Knit Best Friend Scarf

Be careful next time you drag your friends into a yarn store. A seemingly innocent and hilarious (well, at the time) joke about buying best friend scarves can really escalate and, before you know it, you’re loaded up with six skeins of yarn and a three scarf homework assignment.

The finished product!After much searching and a demo of Ravelry from a nice employee at Cream City Yarn, I found this awesome cowl pattern. I revved myself up for a night of knitting with a couple of glasses of wine and after one botched start, was happily surprised when I finished the first scarf in 2-3 hours. I love how the cowls turned out. The chunky fabric and the lines of dropped stitches give it a loose, drapey look and who doesn’t want a one night project (that can even be successfully completed with a light wine buzz)? Up next: mustard yellow and attempting to invent my own pattern.

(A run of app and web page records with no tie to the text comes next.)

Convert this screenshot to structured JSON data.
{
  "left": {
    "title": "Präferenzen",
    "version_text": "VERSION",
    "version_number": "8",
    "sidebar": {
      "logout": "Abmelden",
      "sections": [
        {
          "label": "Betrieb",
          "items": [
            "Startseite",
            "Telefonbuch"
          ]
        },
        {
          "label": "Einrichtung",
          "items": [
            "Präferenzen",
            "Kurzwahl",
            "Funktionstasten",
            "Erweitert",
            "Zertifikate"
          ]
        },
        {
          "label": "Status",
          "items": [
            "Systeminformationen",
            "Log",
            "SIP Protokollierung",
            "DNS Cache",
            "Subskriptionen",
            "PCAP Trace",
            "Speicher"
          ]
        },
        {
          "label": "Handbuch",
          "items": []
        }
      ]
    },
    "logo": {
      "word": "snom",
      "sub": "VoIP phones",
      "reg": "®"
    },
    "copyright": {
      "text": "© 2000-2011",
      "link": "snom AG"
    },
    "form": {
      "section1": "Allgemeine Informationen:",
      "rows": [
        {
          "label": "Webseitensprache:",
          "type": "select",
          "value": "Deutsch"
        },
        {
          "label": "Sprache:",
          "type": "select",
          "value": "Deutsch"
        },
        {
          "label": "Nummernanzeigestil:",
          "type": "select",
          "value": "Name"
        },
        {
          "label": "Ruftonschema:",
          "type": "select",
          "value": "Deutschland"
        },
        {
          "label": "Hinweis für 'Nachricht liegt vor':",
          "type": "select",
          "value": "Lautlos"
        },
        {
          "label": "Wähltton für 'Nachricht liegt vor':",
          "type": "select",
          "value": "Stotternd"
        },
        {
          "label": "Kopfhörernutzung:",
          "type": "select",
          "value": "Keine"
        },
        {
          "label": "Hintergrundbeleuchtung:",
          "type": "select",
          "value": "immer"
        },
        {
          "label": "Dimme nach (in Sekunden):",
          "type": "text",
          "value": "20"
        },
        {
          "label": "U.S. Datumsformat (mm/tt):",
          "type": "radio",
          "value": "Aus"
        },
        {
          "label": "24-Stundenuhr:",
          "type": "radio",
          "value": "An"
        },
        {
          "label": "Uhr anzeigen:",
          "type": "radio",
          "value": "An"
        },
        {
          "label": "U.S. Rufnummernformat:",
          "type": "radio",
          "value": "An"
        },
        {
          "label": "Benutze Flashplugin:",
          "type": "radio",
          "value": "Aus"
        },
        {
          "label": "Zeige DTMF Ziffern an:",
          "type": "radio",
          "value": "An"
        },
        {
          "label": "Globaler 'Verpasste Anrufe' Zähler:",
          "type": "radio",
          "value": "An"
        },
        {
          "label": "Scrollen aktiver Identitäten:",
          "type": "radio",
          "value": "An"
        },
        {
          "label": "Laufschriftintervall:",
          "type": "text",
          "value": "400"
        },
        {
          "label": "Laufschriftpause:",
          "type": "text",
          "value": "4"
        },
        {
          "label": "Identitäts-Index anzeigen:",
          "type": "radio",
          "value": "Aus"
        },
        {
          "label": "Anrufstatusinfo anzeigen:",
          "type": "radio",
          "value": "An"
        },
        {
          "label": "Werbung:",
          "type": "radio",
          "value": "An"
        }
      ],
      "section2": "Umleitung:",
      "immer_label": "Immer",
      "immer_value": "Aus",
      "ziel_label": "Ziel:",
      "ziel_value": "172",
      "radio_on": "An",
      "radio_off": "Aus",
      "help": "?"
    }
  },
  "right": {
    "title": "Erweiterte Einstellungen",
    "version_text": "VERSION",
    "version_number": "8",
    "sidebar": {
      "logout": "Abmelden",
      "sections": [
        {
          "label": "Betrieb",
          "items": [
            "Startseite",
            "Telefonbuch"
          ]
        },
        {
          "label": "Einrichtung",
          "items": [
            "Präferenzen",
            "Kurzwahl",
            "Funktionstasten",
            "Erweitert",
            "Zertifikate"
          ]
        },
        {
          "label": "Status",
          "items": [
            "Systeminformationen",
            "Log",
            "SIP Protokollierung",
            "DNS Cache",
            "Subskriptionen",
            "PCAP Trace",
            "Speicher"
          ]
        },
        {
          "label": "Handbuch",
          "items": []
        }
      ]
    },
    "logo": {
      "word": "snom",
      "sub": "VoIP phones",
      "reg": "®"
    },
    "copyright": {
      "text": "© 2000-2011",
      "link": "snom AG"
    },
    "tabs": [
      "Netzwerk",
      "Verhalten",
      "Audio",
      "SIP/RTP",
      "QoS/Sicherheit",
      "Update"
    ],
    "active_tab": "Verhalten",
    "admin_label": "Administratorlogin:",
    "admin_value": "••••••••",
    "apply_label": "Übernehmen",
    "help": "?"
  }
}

How perfect for fallis that?! Perfect for a keynote speaker at a best friend convention too…

Stats:

Laying down flat

Isn't my neck such a supermodel?